To do: Look through the lines below and extract each one that contains "background".

Records provided:
__________________________________________________
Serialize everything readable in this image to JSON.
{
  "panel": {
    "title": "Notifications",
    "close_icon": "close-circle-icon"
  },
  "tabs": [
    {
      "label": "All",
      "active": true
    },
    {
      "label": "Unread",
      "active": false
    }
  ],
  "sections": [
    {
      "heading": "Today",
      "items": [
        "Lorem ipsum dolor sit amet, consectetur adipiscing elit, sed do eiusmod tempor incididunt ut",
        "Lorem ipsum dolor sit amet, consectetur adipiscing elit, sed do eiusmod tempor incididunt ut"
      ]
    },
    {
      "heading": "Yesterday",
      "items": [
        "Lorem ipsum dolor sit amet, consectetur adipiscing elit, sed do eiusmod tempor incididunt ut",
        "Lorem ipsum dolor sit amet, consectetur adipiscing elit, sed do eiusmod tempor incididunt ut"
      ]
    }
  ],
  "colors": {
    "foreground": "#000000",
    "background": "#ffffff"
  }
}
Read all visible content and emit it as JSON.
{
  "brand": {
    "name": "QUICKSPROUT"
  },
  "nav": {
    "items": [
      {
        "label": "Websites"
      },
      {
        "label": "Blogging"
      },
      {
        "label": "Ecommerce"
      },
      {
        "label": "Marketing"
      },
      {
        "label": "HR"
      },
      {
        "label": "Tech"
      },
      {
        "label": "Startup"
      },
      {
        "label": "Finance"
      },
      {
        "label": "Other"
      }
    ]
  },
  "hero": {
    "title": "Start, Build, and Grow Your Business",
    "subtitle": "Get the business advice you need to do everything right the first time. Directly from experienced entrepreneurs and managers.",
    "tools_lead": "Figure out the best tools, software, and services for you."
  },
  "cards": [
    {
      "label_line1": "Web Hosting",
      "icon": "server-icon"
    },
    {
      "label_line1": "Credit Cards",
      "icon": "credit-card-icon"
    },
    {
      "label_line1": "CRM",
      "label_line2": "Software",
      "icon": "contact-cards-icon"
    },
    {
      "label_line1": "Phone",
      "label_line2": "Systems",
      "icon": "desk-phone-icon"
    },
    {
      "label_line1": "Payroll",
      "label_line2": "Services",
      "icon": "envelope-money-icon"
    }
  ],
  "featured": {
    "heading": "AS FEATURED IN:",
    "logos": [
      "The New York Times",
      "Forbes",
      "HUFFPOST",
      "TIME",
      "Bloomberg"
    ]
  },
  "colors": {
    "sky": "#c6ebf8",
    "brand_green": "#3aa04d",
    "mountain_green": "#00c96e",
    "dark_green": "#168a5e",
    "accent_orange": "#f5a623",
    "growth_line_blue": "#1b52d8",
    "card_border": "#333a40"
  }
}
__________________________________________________
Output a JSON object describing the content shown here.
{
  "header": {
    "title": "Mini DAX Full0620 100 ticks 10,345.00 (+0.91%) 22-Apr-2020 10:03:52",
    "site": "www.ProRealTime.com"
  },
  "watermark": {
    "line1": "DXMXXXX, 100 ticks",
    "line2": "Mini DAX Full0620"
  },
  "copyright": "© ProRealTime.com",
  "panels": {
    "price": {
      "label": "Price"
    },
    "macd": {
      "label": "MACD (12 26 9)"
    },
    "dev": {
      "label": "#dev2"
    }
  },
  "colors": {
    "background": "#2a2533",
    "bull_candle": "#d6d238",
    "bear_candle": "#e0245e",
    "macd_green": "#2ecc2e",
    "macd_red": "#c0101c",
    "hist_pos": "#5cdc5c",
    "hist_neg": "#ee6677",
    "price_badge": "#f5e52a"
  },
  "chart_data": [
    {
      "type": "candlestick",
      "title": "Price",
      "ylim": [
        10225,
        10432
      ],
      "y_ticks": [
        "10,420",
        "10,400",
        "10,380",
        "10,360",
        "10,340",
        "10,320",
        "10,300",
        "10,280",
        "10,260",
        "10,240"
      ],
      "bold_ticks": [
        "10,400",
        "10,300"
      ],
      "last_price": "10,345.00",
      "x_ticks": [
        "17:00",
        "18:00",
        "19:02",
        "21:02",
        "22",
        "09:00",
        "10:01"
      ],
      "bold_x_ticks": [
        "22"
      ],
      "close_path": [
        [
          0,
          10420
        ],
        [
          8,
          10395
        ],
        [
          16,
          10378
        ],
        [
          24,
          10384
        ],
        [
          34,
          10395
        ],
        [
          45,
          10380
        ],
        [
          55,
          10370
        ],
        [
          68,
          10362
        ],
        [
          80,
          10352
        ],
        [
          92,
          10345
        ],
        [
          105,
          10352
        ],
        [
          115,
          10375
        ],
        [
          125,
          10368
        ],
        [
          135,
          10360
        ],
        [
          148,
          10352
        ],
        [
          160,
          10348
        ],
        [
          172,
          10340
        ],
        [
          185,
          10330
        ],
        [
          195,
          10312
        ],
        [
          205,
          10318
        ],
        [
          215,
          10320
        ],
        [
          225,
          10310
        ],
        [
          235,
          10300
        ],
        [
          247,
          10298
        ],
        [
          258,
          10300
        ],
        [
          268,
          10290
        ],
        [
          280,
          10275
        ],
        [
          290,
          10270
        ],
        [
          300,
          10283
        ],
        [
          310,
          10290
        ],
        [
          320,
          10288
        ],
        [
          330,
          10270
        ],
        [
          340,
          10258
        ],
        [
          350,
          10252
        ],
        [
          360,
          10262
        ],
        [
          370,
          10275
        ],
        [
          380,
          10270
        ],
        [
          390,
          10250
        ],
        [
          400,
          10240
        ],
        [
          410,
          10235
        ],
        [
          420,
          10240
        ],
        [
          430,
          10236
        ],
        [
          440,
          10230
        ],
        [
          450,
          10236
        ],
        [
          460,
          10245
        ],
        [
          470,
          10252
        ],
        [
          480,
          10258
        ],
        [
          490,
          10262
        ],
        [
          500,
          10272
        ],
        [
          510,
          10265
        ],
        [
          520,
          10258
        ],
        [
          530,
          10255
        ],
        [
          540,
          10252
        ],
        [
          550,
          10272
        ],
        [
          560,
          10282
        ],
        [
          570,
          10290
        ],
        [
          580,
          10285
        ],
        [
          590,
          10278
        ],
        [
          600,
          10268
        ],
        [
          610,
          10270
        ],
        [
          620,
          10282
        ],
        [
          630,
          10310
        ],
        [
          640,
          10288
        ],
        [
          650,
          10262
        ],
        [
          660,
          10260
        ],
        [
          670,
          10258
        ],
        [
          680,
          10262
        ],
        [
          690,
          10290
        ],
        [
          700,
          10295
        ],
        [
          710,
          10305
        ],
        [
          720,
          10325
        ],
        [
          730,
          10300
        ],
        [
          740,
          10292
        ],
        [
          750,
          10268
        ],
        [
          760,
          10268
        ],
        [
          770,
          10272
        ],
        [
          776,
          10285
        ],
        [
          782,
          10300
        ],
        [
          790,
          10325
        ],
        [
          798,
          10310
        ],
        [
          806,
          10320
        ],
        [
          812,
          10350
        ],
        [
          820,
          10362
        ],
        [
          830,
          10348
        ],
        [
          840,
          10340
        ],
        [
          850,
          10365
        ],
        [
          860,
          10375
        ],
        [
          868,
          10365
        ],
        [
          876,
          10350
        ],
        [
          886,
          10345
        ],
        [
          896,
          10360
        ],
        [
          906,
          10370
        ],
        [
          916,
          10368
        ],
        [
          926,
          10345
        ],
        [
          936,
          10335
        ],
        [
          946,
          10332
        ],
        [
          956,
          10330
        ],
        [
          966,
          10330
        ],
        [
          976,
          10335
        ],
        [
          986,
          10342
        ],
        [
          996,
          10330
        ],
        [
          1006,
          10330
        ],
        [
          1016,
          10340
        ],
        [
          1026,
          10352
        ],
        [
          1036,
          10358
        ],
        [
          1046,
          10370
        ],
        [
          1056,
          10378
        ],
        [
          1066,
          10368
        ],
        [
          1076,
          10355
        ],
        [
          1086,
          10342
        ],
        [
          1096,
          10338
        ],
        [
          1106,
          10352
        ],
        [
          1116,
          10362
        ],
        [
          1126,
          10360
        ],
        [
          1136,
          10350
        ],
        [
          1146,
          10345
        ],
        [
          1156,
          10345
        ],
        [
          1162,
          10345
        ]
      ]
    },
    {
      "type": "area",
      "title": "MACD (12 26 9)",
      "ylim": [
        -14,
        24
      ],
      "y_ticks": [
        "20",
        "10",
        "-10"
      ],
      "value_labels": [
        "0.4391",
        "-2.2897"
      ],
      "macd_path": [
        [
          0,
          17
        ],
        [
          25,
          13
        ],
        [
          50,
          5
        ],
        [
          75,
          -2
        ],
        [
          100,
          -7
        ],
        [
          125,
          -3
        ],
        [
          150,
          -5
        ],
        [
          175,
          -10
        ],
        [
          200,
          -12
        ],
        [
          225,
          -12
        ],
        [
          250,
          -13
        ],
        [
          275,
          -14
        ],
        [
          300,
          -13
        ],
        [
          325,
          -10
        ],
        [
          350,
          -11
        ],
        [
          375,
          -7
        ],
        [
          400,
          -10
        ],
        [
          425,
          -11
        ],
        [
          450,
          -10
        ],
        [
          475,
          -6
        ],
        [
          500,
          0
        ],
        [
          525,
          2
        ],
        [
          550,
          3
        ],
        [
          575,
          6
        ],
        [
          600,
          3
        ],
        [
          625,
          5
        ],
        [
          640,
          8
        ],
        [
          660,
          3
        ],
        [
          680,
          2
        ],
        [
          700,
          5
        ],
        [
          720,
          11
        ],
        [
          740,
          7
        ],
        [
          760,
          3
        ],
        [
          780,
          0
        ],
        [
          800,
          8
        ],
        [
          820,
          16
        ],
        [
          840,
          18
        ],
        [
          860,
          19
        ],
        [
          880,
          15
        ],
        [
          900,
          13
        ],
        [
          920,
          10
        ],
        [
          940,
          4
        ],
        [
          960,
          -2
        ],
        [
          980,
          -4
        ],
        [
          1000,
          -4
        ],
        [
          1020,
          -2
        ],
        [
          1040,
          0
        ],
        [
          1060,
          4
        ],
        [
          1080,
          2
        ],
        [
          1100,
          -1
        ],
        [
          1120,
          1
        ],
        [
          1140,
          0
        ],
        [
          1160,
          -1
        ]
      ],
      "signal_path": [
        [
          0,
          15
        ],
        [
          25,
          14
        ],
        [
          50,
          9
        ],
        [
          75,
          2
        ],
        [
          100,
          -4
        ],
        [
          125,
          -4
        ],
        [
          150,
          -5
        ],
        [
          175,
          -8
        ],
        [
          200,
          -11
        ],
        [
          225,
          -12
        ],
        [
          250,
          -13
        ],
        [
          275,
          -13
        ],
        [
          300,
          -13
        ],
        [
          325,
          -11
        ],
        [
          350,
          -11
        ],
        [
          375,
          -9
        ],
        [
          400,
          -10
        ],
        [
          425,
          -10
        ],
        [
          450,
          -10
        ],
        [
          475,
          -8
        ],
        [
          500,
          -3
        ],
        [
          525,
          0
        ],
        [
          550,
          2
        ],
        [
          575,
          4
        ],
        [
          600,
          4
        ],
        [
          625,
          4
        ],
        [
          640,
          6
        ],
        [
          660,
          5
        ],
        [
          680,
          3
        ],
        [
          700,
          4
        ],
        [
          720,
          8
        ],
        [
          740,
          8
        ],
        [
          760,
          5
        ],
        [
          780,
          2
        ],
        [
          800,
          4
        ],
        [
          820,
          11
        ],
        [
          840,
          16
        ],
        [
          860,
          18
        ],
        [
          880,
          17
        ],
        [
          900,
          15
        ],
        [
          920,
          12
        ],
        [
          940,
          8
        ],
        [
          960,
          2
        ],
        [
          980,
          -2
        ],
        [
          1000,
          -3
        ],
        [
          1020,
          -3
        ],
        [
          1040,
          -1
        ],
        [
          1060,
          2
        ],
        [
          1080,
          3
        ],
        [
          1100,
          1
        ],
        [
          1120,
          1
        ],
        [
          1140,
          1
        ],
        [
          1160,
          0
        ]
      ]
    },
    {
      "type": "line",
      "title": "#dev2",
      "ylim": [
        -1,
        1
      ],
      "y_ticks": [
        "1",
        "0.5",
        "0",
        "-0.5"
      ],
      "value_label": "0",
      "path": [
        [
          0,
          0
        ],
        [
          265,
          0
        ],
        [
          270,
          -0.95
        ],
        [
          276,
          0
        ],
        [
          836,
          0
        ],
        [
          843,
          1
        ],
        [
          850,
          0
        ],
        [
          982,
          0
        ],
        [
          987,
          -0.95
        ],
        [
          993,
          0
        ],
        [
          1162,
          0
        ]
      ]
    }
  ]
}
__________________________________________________
Output below:
    "background": "#ffffff"
    "background": "#2a2533",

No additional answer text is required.